As we know, Microsoft’s search engine platform, Bing is the only major foreign search outlet functioning in China. But, among new developments, a “relevant government agency” of China has asked of the platform to put forward a suspension. The concerned agency wants to cease the auto-suggest feature on the engine for seven days in the country.
The halt signifies the second of the sort for the Microsoft search engine since December 2021. This time, the suspension comes in the middle of a crackdown in progress on technology platforms, along with algorithms from Beijing. Internet users in China, reports specify, first spotted the function suspended on Saturday, March 19. Hence, it is clear that the tech giant had initiated Bing’s week-long stoppage.
Microsoft Corp’s search engine platform, Bing gave a statement on its Chinese site. They remarked how the platform is essentially a global platform targeted for the purpose of providing correct information. As a search outlet, it would remain obligated to pay heed to rules of law. Along with it, respect the right of every user in China to gain access to true information.
“Bing is a global search platform and remains committed to respecting the rule of law and users’ right to access information,” Bing said on its Chinese search site.
As of now, Bing did not clearly list a specific reason for this halt that would expectantly last for a week. Moreover, even Microsoft Corp did not acknowledge any requests made for a comment on the current situation right away.
Over the past year, internet firms in China were hit with a significant regulatory crackdown. These mentioned crackdowns had led to the imposition of brand new restrictions on certain subjects. These subjects may expand as far from content to that of privacy of customers. The top cyber regulator of Beijing, China published a set of draft rules in August 2021. These rules mainly directed the ways in which internet platforms can and cannot utilise algorithms. Ultimately, a finalised version of these set of rules and regulations came into effect in March 2022.
Previously, The agency hit Microsoft’s Bing with a similar requirement in December 2021. Then, the function was suspended for 30 days, and the platform had not specified a reason either.
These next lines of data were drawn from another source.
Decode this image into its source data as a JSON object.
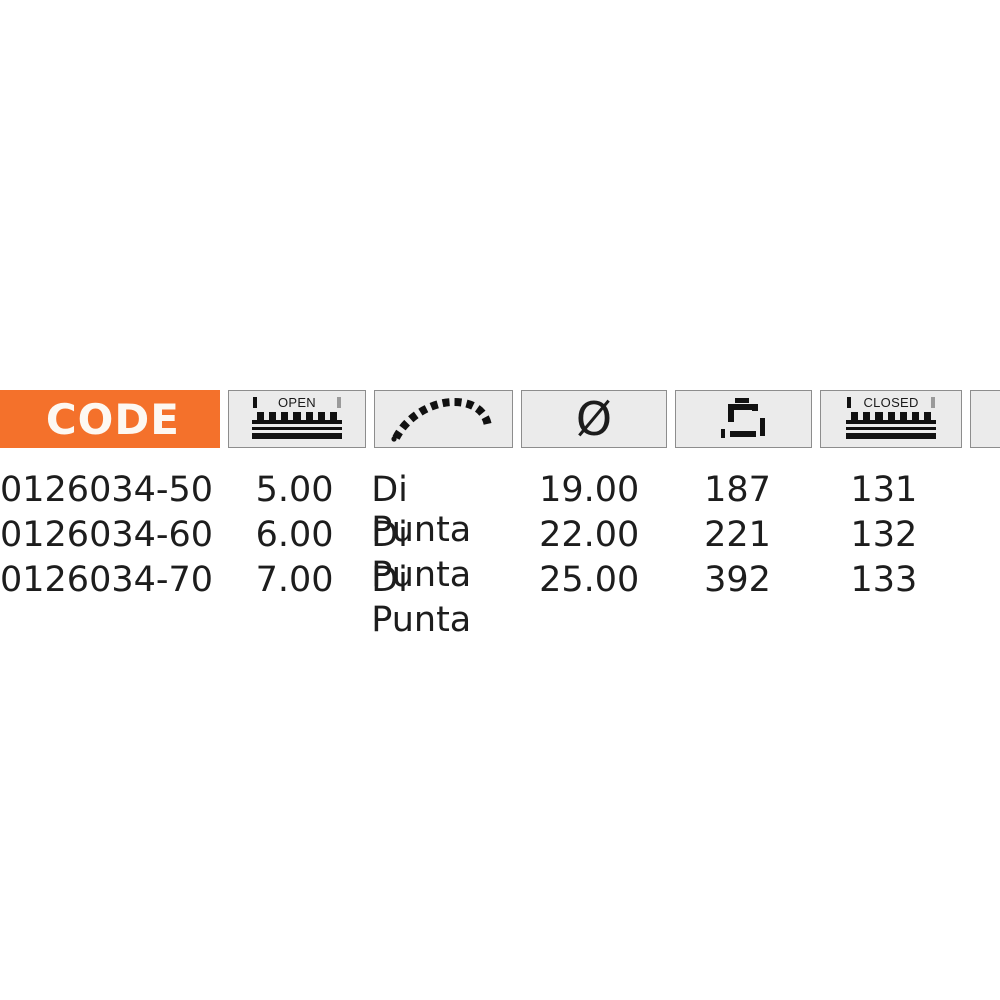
{
  "table": {
    "columns": [
      {
        "key": "code",
        "name": "code-column",
        "header_type": "text",
        "header_label": "CODE",
        "icon": null
      },
      {
        "key": "open",
        "name": "open-width-column",
        "header_type": "icon",
        "header_label": "OPEN",
        "icon": "caliper-open-icon"
      },
      {
        "key": "type",
        "name": "tip-type-column",
        "header_type": "icon",
        "header_label": "",
        "icon": "curved-tip-icon"
      },
      {
        "key": "diameter",
        "name": "diameter-column",
        "header_type": "icon",
        "header_label": "Ø",
        "icon": "diameter-icon"
      },
      {
        "key": "length",
        "name": "length-column",
        "header_type": "icon",
        "header_label": "",
        "icon": "clamp-dimension-icon"
      },
      {
        "key": "closed",
        "name": "closed-width-column",
        "header_type": "icon",
        "header_label": "CLOSED",
        "icon": "caliper-closed-icon"
      },
      {
        "key": "extra",
        "name": "partial-column",
        "header_type": "icon",
        "header_label": "",
        "icon": null
      }
    ],
    "rows": [
      {
        "code": "0126034-50",
        "open": "5.00",
        "type": "Di Punta",
        "diameter": "19.00",
        "length": "187",
        "closed": "131"
      },
      {
        "code": "0126034-60",
        "open": "6.00",
        "type": "Di Punta",
        "diameter": "22.00",
        "length": "221",
        "closed": "132"
      },
      {
        "code": "0126034-70",
        "open": "7.00",
        "type": "Di Punta",
        "diameter": "25.00",
        "length": "392",
        "closed": "133"
      }
    ]
  },
  "colors": {
    "code_header_background": "#f4712b",
    "code_header_text": "#fdf8f2",
    "header_cell_background": "#ebebeb",
    "header_cell_border": "#8d8d8d",
    "page_background": "#ffffff",
    "body_text": "#1d1d1d"
  }
}
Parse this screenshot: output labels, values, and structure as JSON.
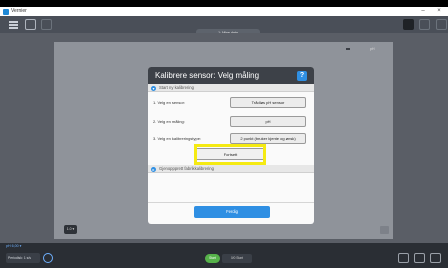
{
  "window": {
    "app_title": "Vernier",
    "minimize": "–",
    "close": "×"
  },
  "toolbar": {
    "tab_label": "1: Mine data"
  },
  "graph": {
    "label": "pH"
  },
  "scale_button": "1.0 ▾",
  "dialog": {
    "title": "Kalibrere sensor: Velg måling",
    "help": "?",
    "section_start": "Start ny kalibrering",
    "steps": [
      {
        "label": "1. Velg en sensor:",
        "value": "Trådløs pH sensor"
      },
      {
        "label": "2. Velg en måling:",
        "value": "pH"
      },
      {
        "label": "3. Velg en kalibreringstype:",
        "value": "2 punkt (bruker kjente og ønsk)"
      }
    ],
    "continue_label": "Fortsett",
    "section_factory": "Gjenoppprett fabrikkalibrering",
    "done_label": "Ferdig"
  },
  "statusbar": {
    "mode_label": "pH 6,00 ▾",
    "mode_value": "Periodisk: 1 s/s",
    "collect_label": "Start",
    "collect_info": "0/0 Start"
  },
  "colors": {
    "accent": "#2f8fe3",
    "highlight": "#f5ea12",
    "collect": "#56b24a"
  }
}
Three months prior to that, in October 2021, Microsoft had suspended its professional social networking platform LinkedIn in China. They cited the requirement of a “more challenging operating” culture in the country.